- About DV
- Matching a DV Camcorder to Your Shooting Style
- Access to Controls
- Camcorder Resolution and Picture Quality
- What Are NTSC/PAL/SECAM Broadcast Formats?
- What Do You Need to Know About Scanning Modes?
- Do You Need Automatic Camcorder Controls?
- Optical vs. Digital Zoom
- Audio Options
- Getting DV into Your Computer
- Your Mission
Optical vs. Digital Zoom
Zooming is another name for changing the focal length of a lens, as when you zoom from wide angle to telephoto. Zooming is the first lens adjustment novice videographers learn, because it can add interest, even drama, to a scene—and it's easy.
Some consumer camcorders, especially low-cost models, supplement their limited zoom lenses with a digital zoom. For instance, if the optics of the lens only provide limited zooming range (say 10X), and you want to zoom beyond that, an image-processing circuit inside the camcorder selects a smaller portion of the CCD image area and enlarges it electronically. The electronic zoom involves interpolating pixels, a process that always sacrifices resolution.
Digital zooming makes it possible for even the most inexpensive cameras to offer what sounds like major magnification. Of course, it's a cheat.

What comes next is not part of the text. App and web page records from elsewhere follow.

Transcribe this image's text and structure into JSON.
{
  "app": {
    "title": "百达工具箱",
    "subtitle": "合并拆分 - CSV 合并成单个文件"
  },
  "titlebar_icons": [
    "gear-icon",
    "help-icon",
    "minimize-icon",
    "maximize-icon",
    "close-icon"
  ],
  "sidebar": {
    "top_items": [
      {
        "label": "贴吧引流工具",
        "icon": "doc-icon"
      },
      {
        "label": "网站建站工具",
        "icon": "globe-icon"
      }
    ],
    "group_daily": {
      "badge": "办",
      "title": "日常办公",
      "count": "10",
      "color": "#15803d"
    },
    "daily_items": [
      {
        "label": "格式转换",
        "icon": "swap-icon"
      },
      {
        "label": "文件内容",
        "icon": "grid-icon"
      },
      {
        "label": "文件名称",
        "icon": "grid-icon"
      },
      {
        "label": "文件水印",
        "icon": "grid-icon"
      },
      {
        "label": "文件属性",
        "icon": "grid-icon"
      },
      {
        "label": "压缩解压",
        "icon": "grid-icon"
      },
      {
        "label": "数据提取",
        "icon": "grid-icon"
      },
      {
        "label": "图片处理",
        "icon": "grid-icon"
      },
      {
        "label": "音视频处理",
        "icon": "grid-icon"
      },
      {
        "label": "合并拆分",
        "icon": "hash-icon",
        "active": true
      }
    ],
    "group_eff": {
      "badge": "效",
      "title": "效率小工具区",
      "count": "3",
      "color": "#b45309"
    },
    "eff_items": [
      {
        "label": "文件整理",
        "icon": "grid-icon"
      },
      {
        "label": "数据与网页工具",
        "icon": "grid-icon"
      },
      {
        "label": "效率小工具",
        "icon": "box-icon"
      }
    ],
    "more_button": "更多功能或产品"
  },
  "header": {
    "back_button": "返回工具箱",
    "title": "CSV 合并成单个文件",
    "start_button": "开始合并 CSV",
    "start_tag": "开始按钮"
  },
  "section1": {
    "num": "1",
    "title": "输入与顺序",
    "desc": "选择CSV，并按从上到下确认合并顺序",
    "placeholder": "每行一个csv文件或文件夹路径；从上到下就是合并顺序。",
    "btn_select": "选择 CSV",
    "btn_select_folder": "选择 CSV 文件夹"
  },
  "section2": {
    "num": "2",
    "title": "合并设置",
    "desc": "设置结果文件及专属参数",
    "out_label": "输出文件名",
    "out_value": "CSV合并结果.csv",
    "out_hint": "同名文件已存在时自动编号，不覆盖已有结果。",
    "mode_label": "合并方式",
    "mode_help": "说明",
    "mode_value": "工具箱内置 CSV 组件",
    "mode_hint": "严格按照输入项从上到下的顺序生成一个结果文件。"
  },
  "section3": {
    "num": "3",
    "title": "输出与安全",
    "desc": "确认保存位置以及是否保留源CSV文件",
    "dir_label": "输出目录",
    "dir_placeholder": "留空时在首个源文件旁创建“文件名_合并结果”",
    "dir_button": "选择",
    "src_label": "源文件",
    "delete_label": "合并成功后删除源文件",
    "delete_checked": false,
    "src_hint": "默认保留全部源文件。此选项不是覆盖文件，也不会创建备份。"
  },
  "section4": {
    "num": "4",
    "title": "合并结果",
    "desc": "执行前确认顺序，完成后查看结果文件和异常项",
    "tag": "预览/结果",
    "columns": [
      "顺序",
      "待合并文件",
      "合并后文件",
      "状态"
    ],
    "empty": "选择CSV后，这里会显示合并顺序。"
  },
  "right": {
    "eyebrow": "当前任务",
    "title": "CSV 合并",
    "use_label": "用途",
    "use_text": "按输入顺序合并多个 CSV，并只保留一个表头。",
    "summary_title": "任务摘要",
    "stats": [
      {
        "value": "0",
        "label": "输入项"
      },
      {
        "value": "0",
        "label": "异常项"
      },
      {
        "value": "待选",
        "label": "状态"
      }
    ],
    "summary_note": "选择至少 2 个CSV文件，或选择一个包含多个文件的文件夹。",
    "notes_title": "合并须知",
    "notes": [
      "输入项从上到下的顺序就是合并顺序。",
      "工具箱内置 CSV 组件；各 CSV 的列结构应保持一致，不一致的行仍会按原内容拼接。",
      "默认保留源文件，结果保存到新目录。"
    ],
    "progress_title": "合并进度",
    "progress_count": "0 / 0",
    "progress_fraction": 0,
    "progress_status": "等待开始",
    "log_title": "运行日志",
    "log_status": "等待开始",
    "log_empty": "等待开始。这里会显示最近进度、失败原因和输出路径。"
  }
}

Compound zoom lenses and their high-quality optics can be very expensive; image-processing circuitry is cheap—and the results look it.